THE THICK OF IT: CULTIVATING RESILIENCE IN THE CREATIVE DESIGN INDUSTRY
You’re probably familiar with the concept of ‘thick skin’, right? Dictionaries define it as “the capacity to weather criticism, rejection, or negative feedback without becoming distressed or offended”. Perhaps, like myself, you were considered an ‘artistic’ type when growing up (i.e., you were forever drawing). You may have also been commended for your unique outlook and originality of thought. However, upon starting out on your inevitable career in the creative industry you’ll soon realise that glowing praise in the professional arena is about as rare as rocking-horse sh*t and in its place you’ll meet your new arch nemesis: Criticism.
Criticism, in its numerous forms, is a reality every creative must come to terms with, no matter how skilled or experienced they are. Although it might not always be easy, it’s vital to develop a resilience to critique and not allow it to undermine your confidence or question the merit of your work. Constructive feedback can, actually, be a valuable tool for growth and improvement. It compels us to refine our work, expand our skillset, and ultimately elevate us as designers. Without it, we risk being stuck in a creative rut.
“You can’t operate a company by fear, because the way to eliminate fear is to avoid criticism. And the way to avoid criticism is to do nothing.” - Steve Jobs
Having said that, it’s also true that we can easily become too emotionally invested in our projects - they can actually become our ‘babies’, which can make any criticism feel like a personal attack on our very identity and on our abilities. But it’s important that we take that criticism, not as a reflection of who we are, but rather as an opportunity to improve.
In conclusion, feedback can be seen as a gift. It may be tough to hear, but it’s essential to the creative process. Cultivate a thick skin, approach feedback with an open mind, and use it to your advantage. Equipped with these tools, you will flourish in your career.
“The greatest artist was once a beginner.

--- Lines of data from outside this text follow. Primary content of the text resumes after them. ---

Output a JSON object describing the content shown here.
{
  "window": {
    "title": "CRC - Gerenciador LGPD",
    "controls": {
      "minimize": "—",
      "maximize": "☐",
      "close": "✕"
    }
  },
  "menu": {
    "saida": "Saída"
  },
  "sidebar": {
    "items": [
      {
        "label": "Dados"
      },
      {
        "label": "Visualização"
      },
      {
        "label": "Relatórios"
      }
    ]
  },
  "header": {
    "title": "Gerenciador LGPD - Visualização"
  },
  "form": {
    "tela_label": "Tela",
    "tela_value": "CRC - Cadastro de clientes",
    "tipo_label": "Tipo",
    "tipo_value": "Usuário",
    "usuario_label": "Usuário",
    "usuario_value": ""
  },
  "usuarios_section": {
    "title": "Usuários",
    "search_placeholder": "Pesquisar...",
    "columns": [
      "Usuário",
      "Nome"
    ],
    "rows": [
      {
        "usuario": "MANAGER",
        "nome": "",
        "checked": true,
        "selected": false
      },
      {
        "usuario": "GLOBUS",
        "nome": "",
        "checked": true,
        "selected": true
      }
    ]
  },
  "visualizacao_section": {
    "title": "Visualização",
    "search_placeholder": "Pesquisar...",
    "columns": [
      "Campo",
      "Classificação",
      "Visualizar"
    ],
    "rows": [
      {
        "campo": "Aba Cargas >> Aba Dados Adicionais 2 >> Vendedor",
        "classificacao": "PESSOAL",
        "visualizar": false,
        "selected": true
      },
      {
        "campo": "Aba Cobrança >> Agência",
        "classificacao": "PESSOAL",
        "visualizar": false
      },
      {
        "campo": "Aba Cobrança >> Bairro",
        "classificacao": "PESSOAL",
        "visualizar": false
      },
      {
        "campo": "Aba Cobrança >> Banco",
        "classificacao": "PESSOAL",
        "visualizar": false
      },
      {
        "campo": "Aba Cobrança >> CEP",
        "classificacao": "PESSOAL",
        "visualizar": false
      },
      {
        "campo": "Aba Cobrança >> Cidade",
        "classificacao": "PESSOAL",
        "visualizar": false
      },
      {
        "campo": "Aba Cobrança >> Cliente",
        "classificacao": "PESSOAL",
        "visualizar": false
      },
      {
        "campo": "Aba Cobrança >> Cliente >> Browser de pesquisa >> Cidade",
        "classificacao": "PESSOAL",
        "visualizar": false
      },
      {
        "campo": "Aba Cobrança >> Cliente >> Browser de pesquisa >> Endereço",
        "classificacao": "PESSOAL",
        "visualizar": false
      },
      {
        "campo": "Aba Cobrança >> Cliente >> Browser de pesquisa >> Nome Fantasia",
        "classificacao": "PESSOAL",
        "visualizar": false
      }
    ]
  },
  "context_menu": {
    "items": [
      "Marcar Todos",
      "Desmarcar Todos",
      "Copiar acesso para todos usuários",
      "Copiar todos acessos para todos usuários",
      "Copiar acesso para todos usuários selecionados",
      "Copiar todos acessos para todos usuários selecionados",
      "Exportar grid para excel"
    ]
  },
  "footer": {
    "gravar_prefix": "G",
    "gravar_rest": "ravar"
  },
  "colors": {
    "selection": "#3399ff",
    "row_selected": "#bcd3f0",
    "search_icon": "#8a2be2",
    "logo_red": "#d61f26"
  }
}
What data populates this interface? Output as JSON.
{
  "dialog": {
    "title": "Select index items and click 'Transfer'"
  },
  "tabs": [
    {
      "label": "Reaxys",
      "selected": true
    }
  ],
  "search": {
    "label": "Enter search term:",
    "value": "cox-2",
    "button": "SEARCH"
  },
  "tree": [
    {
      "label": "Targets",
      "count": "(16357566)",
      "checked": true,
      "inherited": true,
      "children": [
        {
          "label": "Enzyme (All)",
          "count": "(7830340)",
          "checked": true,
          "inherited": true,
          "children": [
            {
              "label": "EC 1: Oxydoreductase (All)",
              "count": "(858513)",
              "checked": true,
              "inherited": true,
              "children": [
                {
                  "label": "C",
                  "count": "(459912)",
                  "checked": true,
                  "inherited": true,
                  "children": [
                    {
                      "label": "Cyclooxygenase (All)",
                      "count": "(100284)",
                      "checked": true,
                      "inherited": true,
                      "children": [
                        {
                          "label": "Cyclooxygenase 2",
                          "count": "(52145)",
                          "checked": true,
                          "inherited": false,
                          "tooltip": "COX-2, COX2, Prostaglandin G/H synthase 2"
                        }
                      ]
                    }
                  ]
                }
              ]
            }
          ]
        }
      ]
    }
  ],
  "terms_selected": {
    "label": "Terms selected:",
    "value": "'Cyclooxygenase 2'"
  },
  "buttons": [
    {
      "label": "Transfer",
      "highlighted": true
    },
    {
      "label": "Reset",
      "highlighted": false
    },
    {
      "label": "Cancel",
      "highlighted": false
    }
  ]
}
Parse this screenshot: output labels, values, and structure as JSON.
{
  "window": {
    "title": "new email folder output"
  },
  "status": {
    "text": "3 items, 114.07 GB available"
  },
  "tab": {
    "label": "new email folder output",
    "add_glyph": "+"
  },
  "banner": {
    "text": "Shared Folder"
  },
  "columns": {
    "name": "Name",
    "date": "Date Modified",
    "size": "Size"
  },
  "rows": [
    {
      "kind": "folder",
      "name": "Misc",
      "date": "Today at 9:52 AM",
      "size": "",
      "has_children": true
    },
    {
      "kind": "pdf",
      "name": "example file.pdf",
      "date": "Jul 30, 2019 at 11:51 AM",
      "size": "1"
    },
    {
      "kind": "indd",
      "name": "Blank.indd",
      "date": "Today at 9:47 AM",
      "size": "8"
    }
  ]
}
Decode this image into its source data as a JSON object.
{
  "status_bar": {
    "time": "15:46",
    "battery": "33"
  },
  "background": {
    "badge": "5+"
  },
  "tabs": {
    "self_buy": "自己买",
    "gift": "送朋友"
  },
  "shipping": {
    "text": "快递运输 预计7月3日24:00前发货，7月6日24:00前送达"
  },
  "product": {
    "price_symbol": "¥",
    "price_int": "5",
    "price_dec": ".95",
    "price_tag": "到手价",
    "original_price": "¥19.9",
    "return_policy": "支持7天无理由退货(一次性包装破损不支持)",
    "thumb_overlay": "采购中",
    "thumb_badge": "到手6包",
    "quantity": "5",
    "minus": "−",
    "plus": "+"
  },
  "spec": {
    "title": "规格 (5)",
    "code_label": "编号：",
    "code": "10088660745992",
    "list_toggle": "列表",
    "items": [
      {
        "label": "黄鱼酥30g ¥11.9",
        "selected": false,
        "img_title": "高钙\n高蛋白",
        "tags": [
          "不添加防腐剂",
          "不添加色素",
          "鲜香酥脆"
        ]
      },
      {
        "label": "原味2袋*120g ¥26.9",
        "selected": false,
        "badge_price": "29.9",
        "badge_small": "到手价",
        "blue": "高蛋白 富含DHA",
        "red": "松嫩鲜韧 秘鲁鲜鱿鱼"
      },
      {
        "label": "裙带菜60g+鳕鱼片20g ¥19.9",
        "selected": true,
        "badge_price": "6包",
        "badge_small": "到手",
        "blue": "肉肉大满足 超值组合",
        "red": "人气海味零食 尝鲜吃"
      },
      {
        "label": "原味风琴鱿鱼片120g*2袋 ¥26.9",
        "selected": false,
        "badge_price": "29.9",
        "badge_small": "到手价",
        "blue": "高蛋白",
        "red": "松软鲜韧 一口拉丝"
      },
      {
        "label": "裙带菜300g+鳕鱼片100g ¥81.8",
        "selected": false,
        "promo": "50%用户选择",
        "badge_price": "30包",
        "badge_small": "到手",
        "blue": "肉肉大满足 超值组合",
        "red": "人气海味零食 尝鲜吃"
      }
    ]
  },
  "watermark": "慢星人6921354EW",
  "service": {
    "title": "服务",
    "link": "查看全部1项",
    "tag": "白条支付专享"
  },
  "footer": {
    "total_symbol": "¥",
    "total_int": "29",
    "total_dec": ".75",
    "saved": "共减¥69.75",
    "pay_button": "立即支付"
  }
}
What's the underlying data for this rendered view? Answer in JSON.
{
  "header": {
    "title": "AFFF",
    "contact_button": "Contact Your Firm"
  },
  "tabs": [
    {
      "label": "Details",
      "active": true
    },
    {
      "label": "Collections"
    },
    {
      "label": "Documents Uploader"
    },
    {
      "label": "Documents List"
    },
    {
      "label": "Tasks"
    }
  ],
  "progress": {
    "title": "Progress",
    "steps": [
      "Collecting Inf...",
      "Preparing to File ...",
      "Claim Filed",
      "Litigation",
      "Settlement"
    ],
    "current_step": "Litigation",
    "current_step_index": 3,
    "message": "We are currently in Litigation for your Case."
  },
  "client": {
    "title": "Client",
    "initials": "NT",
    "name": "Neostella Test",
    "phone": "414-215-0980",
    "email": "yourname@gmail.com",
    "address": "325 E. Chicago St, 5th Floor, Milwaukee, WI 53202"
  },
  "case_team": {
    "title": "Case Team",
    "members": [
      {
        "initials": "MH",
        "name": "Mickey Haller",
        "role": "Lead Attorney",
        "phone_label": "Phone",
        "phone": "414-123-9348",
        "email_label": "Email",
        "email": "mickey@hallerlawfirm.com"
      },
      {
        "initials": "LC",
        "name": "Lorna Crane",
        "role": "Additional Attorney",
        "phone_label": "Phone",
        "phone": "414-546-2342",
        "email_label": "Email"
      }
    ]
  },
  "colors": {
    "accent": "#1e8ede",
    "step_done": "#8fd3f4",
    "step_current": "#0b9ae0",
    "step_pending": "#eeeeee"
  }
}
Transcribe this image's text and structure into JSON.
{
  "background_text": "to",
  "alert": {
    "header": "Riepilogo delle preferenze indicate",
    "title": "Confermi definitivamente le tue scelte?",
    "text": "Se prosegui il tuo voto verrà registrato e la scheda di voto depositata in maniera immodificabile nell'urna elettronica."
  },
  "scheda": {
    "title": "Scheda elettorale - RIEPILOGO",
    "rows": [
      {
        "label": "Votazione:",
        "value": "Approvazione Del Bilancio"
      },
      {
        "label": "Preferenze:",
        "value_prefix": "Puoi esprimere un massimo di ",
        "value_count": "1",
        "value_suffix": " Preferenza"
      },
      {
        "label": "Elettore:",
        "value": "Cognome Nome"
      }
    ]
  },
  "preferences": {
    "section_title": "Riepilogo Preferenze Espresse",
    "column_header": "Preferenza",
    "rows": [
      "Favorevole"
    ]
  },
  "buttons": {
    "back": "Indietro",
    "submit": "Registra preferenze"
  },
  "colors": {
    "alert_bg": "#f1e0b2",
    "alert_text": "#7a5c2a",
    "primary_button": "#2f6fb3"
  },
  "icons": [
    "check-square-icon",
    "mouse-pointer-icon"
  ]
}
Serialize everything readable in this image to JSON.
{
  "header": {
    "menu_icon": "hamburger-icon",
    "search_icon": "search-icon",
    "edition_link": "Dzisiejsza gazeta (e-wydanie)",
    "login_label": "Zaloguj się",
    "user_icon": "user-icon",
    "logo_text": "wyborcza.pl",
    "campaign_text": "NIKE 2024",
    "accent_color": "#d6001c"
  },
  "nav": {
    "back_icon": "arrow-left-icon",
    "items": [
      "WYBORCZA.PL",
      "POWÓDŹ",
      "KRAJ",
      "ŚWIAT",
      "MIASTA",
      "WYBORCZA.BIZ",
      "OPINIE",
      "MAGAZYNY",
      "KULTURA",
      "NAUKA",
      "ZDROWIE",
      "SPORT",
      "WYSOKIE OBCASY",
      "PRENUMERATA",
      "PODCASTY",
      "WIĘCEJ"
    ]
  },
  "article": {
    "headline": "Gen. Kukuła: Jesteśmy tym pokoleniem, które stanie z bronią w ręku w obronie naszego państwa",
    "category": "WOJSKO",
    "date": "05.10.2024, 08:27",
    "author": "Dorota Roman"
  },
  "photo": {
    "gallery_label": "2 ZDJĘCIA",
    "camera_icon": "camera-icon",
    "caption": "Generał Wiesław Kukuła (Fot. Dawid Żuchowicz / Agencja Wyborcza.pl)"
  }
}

The greatest oak was once an acorn.
The greatest journey started with a single step.
You are never too old to learn,
and you are never too good to receive criticism.”